According to Ivy Hurwitz, an infectious disease expert, it only takes a bottle cap of water for mosquitoes to lay hundreds of eggs.

"When the rains come, we get puddles, the rains collect in little containers that the mosquitoes go into and they start laying their eggs," Hurwitz explained. "Within a week or so, you will have adult mosquitoes flying around and I think that’s what we’re all getting bitten by are all these newly-hatched mosquitoes."

Now, as the weather dries up over the next few days, it is a good time to get rid of any standing water. Whether it is a clogged gutter, a birdbath, old tires lying around, or a leaky faucet, all of these are breeding sites for mosquitoes.

Some mosquito eggs can even be dehydrated for a year and then hatch after being rehydrated, such as during a rain shower.

After clearing out these areas, Hurwitz recommends wearing protection, such as repellant with DEET or wearing long-sleeved clothing, or even staying inside, to prevent being bitten.

Last month, Bernalillo County reported its first West Nile virus detection within mosquitoes they collected.

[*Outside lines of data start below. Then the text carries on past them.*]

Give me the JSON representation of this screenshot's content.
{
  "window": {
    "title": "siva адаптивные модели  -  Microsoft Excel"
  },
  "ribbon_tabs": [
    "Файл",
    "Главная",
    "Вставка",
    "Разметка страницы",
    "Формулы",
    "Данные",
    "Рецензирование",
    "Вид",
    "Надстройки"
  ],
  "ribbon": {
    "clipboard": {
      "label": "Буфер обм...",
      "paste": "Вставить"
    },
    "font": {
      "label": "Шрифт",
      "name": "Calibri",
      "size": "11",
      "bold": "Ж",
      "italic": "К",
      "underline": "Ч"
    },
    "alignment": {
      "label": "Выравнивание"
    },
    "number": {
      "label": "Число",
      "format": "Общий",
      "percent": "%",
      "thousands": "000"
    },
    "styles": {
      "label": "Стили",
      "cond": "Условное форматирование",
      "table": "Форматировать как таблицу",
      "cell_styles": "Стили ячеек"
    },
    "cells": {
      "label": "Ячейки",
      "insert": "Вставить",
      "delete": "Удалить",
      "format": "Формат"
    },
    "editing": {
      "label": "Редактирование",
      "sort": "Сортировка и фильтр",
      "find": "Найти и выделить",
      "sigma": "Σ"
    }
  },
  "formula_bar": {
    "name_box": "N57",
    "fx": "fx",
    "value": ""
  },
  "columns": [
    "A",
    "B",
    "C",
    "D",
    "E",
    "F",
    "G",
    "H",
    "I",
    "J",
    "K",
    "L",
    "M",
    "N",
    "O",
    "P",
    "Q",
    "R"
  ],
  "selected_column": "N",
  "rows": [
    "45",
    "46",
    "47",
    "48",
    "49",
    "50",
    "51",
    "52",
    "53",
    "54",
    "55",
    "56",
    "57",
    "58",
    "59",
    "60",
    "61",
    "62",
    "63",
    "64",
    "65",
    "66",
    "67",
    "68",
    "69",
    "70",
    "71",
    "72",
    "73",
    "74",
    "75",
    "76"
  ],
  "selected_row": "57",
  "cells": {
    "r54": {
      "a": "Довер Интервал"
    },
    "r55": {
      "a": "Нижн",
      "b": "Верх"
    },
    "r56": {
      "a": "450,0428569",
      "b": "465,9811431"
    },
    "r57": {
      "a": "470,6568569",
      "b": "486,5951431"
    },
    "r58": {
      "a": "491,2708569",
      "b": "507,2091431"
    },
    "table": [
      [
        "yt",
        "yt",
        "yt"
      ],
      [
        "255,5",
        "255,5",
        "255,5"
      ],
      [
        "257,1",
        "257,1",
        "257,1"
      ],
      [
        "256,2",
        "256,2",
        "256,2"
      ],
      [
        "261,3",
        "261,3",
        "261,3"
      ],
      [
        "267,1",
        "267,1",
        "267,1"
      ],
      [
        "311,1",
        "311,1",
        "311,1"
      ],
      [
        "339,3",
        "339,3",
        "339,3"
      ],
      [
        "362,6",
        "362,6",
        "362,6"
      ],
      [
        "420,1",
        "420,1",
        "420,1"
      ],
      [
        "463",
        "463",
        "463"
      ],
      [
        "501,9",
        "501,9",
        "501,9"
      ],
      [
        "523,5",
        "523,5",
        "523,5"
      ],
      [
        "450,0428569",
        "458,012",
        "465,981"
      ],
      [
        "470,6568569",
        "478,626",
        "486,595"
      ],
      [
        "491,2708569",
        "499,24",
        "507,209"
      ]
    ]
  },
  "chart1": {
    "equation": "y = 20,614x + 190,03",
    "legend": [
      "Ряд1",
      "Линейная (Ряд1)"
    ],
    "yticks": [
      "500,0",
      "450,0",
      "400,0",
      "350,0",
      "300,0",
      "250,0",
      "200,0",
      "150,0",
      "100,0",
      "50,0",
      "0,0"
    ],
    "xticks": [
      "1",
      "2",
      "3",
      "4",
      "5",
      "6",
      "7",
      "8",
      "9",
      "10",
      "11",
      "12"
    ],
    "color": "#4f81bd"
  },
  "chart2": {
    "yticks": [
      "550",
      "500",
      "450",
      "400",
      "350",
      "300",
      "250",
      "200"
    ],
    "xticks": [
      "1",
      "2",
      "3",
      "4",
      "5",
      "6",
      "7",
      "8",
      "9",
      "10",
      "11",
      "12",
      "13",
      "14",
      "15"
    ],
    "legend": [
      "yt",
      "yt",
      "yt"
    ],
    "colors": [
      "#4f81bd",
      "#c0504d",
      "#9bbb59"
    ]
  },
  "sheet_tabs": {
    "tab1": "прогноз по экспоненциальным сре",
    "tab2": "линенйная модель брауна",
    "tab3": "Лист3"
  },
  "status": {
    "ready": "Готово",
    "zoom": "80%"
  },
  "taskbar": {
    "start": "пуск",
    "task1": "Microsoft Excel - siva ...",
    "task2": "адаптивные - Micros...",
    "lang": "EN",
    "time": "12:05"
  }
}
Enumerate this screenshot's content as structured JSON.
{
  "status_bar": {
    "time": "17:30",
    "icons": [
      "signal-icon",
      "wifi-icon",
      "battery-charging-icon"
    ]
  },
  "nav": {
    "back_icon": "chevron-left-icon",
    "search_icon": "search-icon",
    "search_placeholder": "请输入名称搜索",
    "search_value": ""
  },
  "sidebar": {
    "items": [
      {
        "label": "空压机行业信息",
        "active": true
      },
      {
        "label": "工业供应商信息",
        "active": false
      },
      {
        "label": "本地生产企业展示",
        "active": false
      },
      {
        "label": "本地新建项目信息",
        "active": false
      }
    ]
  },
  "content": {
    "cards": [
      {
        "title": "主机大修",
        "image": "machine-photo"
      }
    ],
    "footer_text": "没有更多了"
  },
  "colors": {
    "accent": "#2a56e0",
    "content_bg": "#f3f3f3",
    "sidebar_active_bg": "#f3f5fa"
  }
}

However, only certain species carry the virus and even for those that do, severe virus symptoms, such as high fever, tremors and intense stiffness, are rare.

"I would say maybe 80% of people will not show any symptoms," Hurwitz explained. "One-in-five or so will have a fever, body aches, headache, joint pains, which are very typical flu-like symptoms if you want to call it that. Then less than 1% of these people will develop severe symptoms, high fever and they may need to be hospitalized as it can progress to be a deadly infection. However, it’s a small population."